Premier Su Tseng-chang (蘇貞昌) is scheduled to give an oral administrative report to the Legislative Yuan on Tuesday when the legislature begins its new session.
This will be Su's first report to the legislature since assuming his post on Jan. 25.
A copy of Su's administrative report for this year has already been sent to the legislature Friday. In an attempt to avoid distorted news coverage of his administrative policies, detailed information of the report was also sent to the press ahead of Tuesday's presentation.
Since taking office, Su has seemed to take to heart the saying "actions speak louder than words," at least as far as media policy.
Usually, incoming premiers meet the press within the first week or so in office and accept interview invitations from various news outlets.
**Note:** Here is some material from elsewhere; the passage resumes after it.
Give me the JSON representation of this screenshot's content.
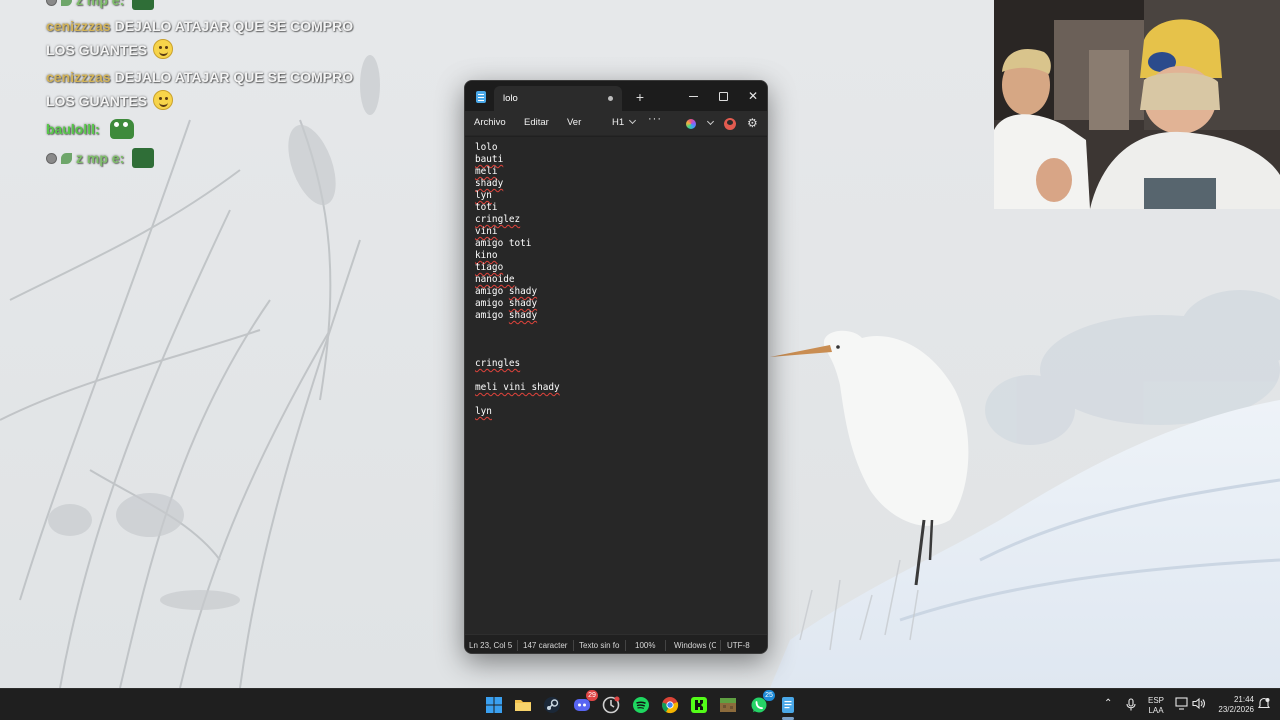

But Su and his deputy Tsai Ing-wen (
Su's report contains few surprises or bold new initiatives. Perhaps most noteworthy is Su's request that his fellow government officials make public their personal assets to avoid any potential bribery allegations -- an apparent effort to bolster the Democratic Progressive Party government's image, which has been tainted by several corruption scandals.
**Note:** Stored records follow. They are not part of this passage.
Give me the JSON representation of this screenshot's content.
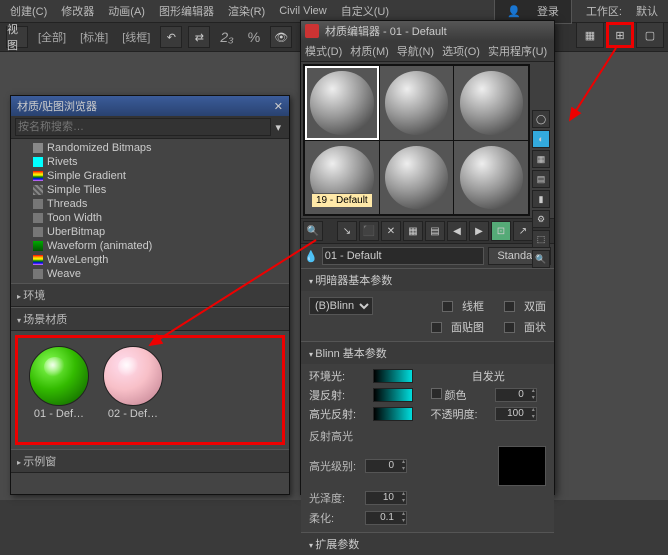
{
  "topMenu": {
    "create": "创建(C)",
    "mod": "修改器",
    "anim": "动画(A)",
    "graph": "图形编辑器",
    "render": "渲染(R)",
    "civil": "Civil View",
    "custom": "自定义(U)",
    "login": "登录",
    "workspace": "工作区:",
    "default": "默认"
  },
  "toolbar": {
    "view": "视图",
    "all": "[全部]",
    "hot": "[标准]",
    "line": "[线框]",
    "t1": "2₃",
    "tpct": "%"
  },
  "browser": {
    "title": "材质/贴图浏览器",
    "searchPh": "按名称搜索…",
    "items": [
      "Randomized Bitmaps",
      "Rivets",
      "Simple Gradient",
      "Simple Tiles",
      "Threads",
      "Toon Width",
      "UberBitmap",
      "Waveform (animated)",
      "WaveLength",
      "Weave"
    ],
    "envHdr": "环境",
    "sceneHdr": "场景材质",
    "mat1": "01 - Def…",
    "mat2": "02 - Def…",
    "sampleHdr": "示例窗"
  },
  "editor": {
    "title": "材质编辑器 - 01 - Default",
    "menu": {
      "mode": "模式(D)",
      "mat": "材质(M)",
      "nav": "导航(N)",
      "opt": "选项(O)",
      "util": "实用程序(U)"
    },
    "slotLabel": "19 - Default",
    "nameField": "01 - Default",
    "typeBtn": "Standard",
    "shaderHdr": "明暗器基本参数",
    "shader": "(B)Blinn",
    "wire": "线框",
    "twoSide": "双面",
    "faceMap": "面贴图",
    "faceted": "面状",
    "blinnHdr": "Blinn 基本参数",
    "ambient": "环境光:",
    "diffuse": "漫反射:",
    "specColor": "高光反射:",
    "selfIllum": "自发光",
    "colorCk": "颜色",
    "selfVal": "0",
    "opacity": "不透明度:",
    "opVal": "100",
    "specHdr": "反射高光",
    "specLevel": "高光级别:",
    "specVal": "0",
    "gloss": "光泽度:",
    "glossVal": "10",
    "soften": "柔化:",
    "softVal": "0.1",
    "extHdr": "扩展参数"
  }
}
According to the written administrative report, Su will basically follow former premier Frank Hsieh's (謝長廷) policies in the interior and homeland security portfolios, proceeding with the issuing of newly-designed photo identification cards. The government will also emphasize the importance of rescue mechanisms for potential natural disasters and prevention of environmental pollution.
For foreign affairs, the report said Taiwan will work to increase contacts and communications with more foreign states, and push on with Taiwan's bids to participate in international bodies.
Regarding cross-strait relations, the report said that it will follow President Chen Shui-bian's (
The government will continue to press the legislature to approve its plan to buy submarines, Patriot anti-missile batteries and anti-submarine P-3C helicopters from the US. It will also work to replace current military service mechanisms with more career and professional military personnel, and any project or research on developing military weapons will be encouraged and supported, according to the report.